**What you should do:** Copy the data exactly, pictures aside.

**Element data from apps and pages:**
•••

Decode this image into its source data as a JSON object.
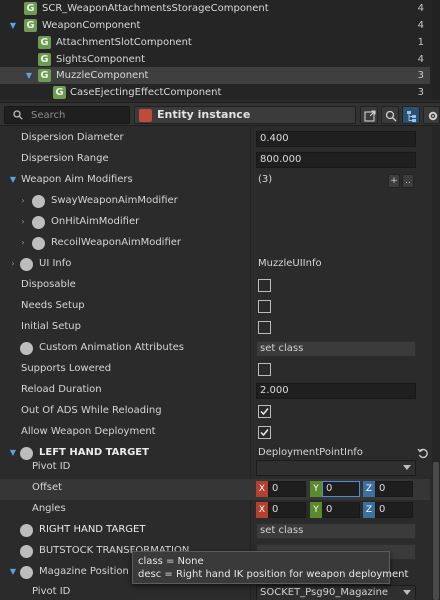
{
  "tree": {
    "rows": [
      {
        "label": "SCR_WeaponAttachmentsStorageComponent",
        "count": "4"
      },
      {
        "label": "WeaponComponent",
        "count": "4"
      },
      {
        "label": "AttachmentSlotComponent",
        "count": "1"
      },
      {
        "label": "SightsComponent",
        "count": "4"
      },
      {
        "label": "MuzzleComponent",
        "count": "3"
      },
      {
        "label": "CaseEjectingEffectComponent",
        "count": "3"
      }
    ]
  },
  "toolbar": {
    "search_placeholder": "Search",
    "entity_label": "Entity instance"
  },
  "props": {
    "dispersion_diameter": {
      "label": "Dispersion Diameter",
      "value": "0.400"
    },
    "dispersion_range": {
      "label": "Dispersion Range",
      "value": "800.000"
    },
    "weapon_aim_modifiers": {
      "label": "Weapon Aim Modifiers",
      "value": "(3)",
      "add": "+",
      "more": ".."
    },
    "sway_modifier": {
      "label": "SwayWeaponAimModifier"
    },
    "onhit_modifier": {
      "label": "OnHitAimModifier"
    },
    "recoil_modifier": {
      "label": "RecoilWeaponAimModifier"
    },
    "ui_info": {
      "label": "UI Info",
      "value": "MuzzleUIInfo"
    },
    "disposable": {
      "label": "Disposable",
      "checked": false
    },
    "needs_setup": {
      "label": "Needs Setup",
      "checked": false
    },
    "initial_setup": {
      "label": "Initial Setup",
      "checked": false
    },
    "custom_anim_attrs": {
      "label": "Custom Animation Attributes",
      "value": "set class"
    },
    "supports_lowered": {
      "label": "Supports Lowered",
      "checked": false
    },
    "reload_duration": {
      "label": "Reload Duration",
      "value": "2.000"
    },
    "out_of_ads": {
      "label": "Out Of ADS While Reloading",
      "checked": true
    },
    "allow_deployment": {
      "label": "Allow Weapon Deployment",
      "checked": true
    },
    "left_hand_target": {
      "label": "LEFT HAND TARGET",
      "value": "DeploymentPointInfo"
    },
    "pivot_id": {
      "label": "Pivot ID",
      "value": ""
    },
    "offset": {
      "label": "Offset",
      "x_tag": "X",
      "x": "0",
      "y_tag": "Y",
      "y": "0",
      "z_tag": "Z",
      "z": "0"
    },
    "angles": {
      "label": "Angles",
      "x_tag": "X",
      "x": "0",
      "y_tag": "Y",
      "y": "0",
      "z_tag": "Z",
      "z": "0"
    },
    "right_hand_target": {
      "label": "RIGHT HAND TARGET",
      "value": "set class"
    },
    "buttstock_transformation": {
      "label": "BUTSTOCK TRANSFORMATION"
    },
    "magazine_position": {
      "label": "Magazine Position"
    },
    "magazine_pivot_id": {
      "label": "Pivot ID",
      "value": "SOCKET_Psg90_Magazine"
    }
  },
  "tooltip": {
    "line1": "class = None",
    "line2": "desc = Right hand IK position for weapon deployment"
  },
  "colors": {
    "accent_blue": "#5aa3e6",
    "component_green": "#6f9a53",
    "entity_red": "#c04a3c"
  }
}
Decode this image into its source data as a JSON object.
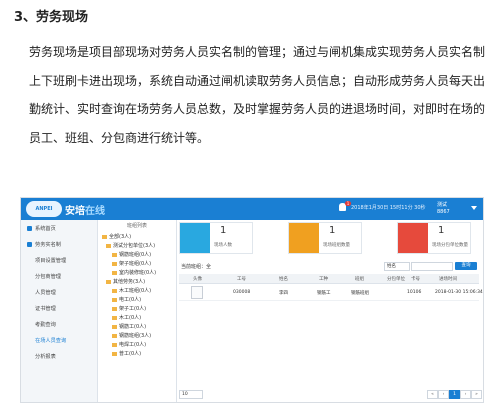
{
  "heading": "3、劳务现场",
  "paragraph": "劳务现场是项目部现场对劳务人员实名制的管理；通过与闸机集成实现劳务人员实名制上下班刷卡进出现场，系统自动通过闸机读取劳务人员信息；自动形成劳务人员每天出勤统计、实时查询在场劳务人员总数，及时掌握劳务人员的进退场时间，对即时在场的员工、班组、分包商进行统计等。",
  "screenshot": {
    "brand_main": "安培",
    "brand_sub": "在线",
    "datetime": "2018年1月30日 15时11分 30秒",
    "badge": "1",
    "user_line1": "测试",
    "user_line2": "8867",
    "sidebar": [
      {
        "label": "系统首页"
      },
      {
        "label": "劳务实名制"
      },
      {
        "label": "项目设置管理"
      },
      {
        "label": "分包商管理"
      },
      {
        "label": "人员管理"
      },
      {
        "label": "证书管理"
      },
      {
        "label": "考勤查询"
      },
      {
        "label": "在场人员查询"
      },
      {
        "label": "分析报表"
      }
    ],
    "tree_title": "班组列表",
    "tree": [
      {
        "label": "全部(3人)"
      },
      {
        "label": "测试分包单位(3人)"
      },
      {
        "label": "钢筋班组(0人)"
      },
      {
        "label": "架子班组(0人)"
      },
      {
        "label": "室内装修班(0人)"
      },
      {
        "label": "其他劳务(3人)"
      },
      {
        "label": "木工班组(0人)"
      },
      {
        "label": "电工(0人)"
      },
      {
        "label": "架子工(0人)"
      },
      {
        "label": "木工(0人)"
      },
      {
        "label": "钢筋工(0人)"
      },
      {
        "label": "钢筋班组(3人)"
      },
      {
        "label": "电焊工(0人)"
      },
      {
        "label": "普工(0人)"
      }
    ],
    "stats": [
      {
        "value": "1",
        "label": "现场人数",
        "color": "#29a8e0"
      },
      {
        "value": "1",
        "label": "现场班组数量",
        "color": "#f0a020"
      },
      {
        "value": "1",
        "label": "现场分包单位数量",
        "color": "#e64a3c"
      }
    ],
    "filter_label": "当前班组：全",
    "filter_select": "姓名",
    "filter_button": "查询",
    "columns": [
      "头像",
      "工号",
      "姓名",
      "工种",
      "班组",
      "分包单位",
      "卡号",
      "进场时间"
    ],
    "rows": [
      [
        "",
        "030008",
        "李四",
        "钢筋工",
        "钢筋班组",
        "",
        "10106",
        "2018-01-30 15:06:34"
      ]
    ],
    "page_size": "10",
    "pages": [
      "«",
      "‹",
      "1",
      "›",
      "»"
    ]
  }
}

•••

**Answer for the task:**
Decode this image into its source data as a JSON object.
{
  "tree": {
    "rows": [
      {
        "label": "SCR_WeaponAttachmentsStorageComponent",
        "count": "4"
      },
      {
        "label": "WeaponComponent",
        "count": "4"
      },
      {
        "label": "AttachmentSlotComponent",
        "count": "1"
      },
      {
        "label": "SightsComponent",
        "count": "4"
      },
      {
        "label": "MuzzleComponent",
        "count": "3"
      },
      {
        "label": "CaseEjectingEffectComponent",
        "count": "3"
      }
    ]
  },
  "toolbar": {
    "search_placeholder": "Search",
    "entity_label": "Entity instance"
  },
  "props": {
    "dispersion_diameter": {
      "label": "Dispersion Diameter",
      "value": "0.400"
    },
    "dispersion_range": {
      "label": "Dispersion Range",
      "value": "800.000"
    },
    "weapon_aim_modifiers": {
      "label": "Weapon Aim Modifiers",
      "value": "(3)",
      "add": "+",
      "more": ".."
    },
    "sway_modifier": {
      "label": "SwayWeaponAimModifier"
    },
    "onhit_modifier": {
      "label": "OnHitAimModifier"
    },
    "recoil_modifier": {
      "label": "RecoilWeaponAimModifier"
    },
    "ui_info": {
      "label": "UI Info",
      "value": "MuzzleUIInfo"
    },
    "disposable": {
      "label": "Disposable",
      "checked": false
    },
    "needs_setup": {
      "label": "Needs Setup",
      "checked": false
    },
    "initial_setup": {
      "label": "Initial Setup",
      "checked": false
    },
    "custom_anim_attrs": {
      "label": "Custom Animation Attributes",
      "value": "set class"
    },
    "supports_lowered": {
      "label": "Supports Lowered",
      "checked": false
    },
    "reload_duration": {
      "label": "Reload Duration",
      "value": "2.000"
    },
    "out_of_ads": {
      "label": "Out Of ADS While Reloading",
      "checked": true
    },
    "allow_deployment": {
      "label": "Allow Weapon Deployment",
      "checked": true
    },
    "left_hand_target": {
      "label": "LEFT HAND TARGET",
      "value": "DeploymentPointInfo"
    },
    "pivot_id": {
      "label": "Pivot ID",
      "value": ""
    },
    "offset": {
      "label": "Offset",
      "x_tag": "X",
      "x": "0",
      "y_tag": "Y",
      "y": "0",
      "z_tag": "Z",
      "z": "0"
    },
    "angles": {
      "label": "Angles",
      "x_tag": "X",
      "x": "0",
      "y_tag": "Y",
      "y": "0",
      "z_tag": "Z",
      "z": "0"
    },
    "right_hand_target": {
      "label": "RIGHT HAND TARGET",
      "value": "set class"
    },
    "buttstock_transformation": {
      "label": "BUTSTOCK TRANSFORMATION"
    },
    "magazine_position": {
      "label": "Magazine Position"
    },
    "magazine_pivot_id": {
      "label": "Pivot ID",
      "value": "SOCKET_Psg90_Magazine"
    }
  },
  "tooltip": {
    "line1": "class = None",
    "line2": "desc = Right hand IK position for weapon deployment"
  },
  "colors": {
    "accent_blue": "#5aa3e6",
    "component_green": "#6f9a53",
    "entity_red": "#c04a3c"
  }
}
Decode this image into its source data as a JSON object.
{
  "heading": "3、劳务现场",
  "paragraph": "劳务现场是项目部现场对劳务人员实名制的管理；通过与闸机集成实现劳务人员实名制上下班刷卡进出现场，系统自动通过闸机读取劳务人员信息；自动形成劳务人员每天出勤统计、实时查询在场劳务人员总数，及时掌握劳务人员的进退场时间，对即时在场的员工、班组、分包商进行统计等。",
  "screenshot": {
    "brand_main": "安培",
    "brand_sub": "在线",
    "datetime": "2018年1月30日 15时11分 30秒",
    "badge": "1",
    "user_line1": "测试",
    "user_line2": "8867",
    "sidebar": [
      {
        "label": "系统首页"
      },
      {
        "label": "劳务实名制"
      },
      {
        "label": "项目设置管理"
      },
      {
        "label": "分包商管理"
      },
      {
        "label": "人员管理"
      },
      {
        "label": "证书管理"
      },
      {
        "label": "考勤查询"
      },
      {
        "label": "在场人员查询"
      },
      {
        "label": "分析报表"
      }
    ],
    "tree_title": "班组列表",
    "tree": [
      {
        "label": "全部(3人)"
      },
      {
        "label": "测试分包单位(3人)"
      },
      {
        "label": "钢筋班组(0人)"
      },
      {
        "label": "架子班组(0人)"
      },
      {
        "label": "室内装修班(0人)"
      },
      {
        "label": "其他劳务(3人)"
      },
      {
        "label": "木工班组(0人)"
      },
      {
        "label": "电工(0人)"
      },
      {
        "label": "架子工(0人)"
      },
      {
        "label": "木工(0人)"
      },
      {
        "label": "钢筋工(0人)"
      },
      {
        "label": "钢筋班组(3人)"
      },
      {
        "label": "电焊工(0人)"
      },
      {
        "label": "普工(0人)"
      }
    ],
    "stats": [
      {
        "value": "1",
        "label": "现场人数",
        "color": "#29a8e0"
      },
      {
        "value": "1",
        "label": "现场班组数量",
        "color": "#f0a020"
      },
      {
        "value": "1",
        "label": "现场分包单位数量",
        "color": "#e64a3c"
      }
    ],
    "filter_label": "当前班组：全",
    "filter_select": "姓名",
    "filter_button": "查询",
    "columns": [
      "头像",
      "工号",
      "姓名",
      "工种",
      "班组",
      "分包单位",
      "卡号",
      "进场时间"
    ],
    "rows": [
      [
        "",
        "030008",
        "李四",
        "钢筋工",
        "钢筋班组",
        "",
        "10106",
        "2018-01-30 15:06:34"
      ]
    ],
    "page_size": "10",
    "pages": [
      "«",
      "‹",
      "1",
      "›",
      "»"
    ]
  }
}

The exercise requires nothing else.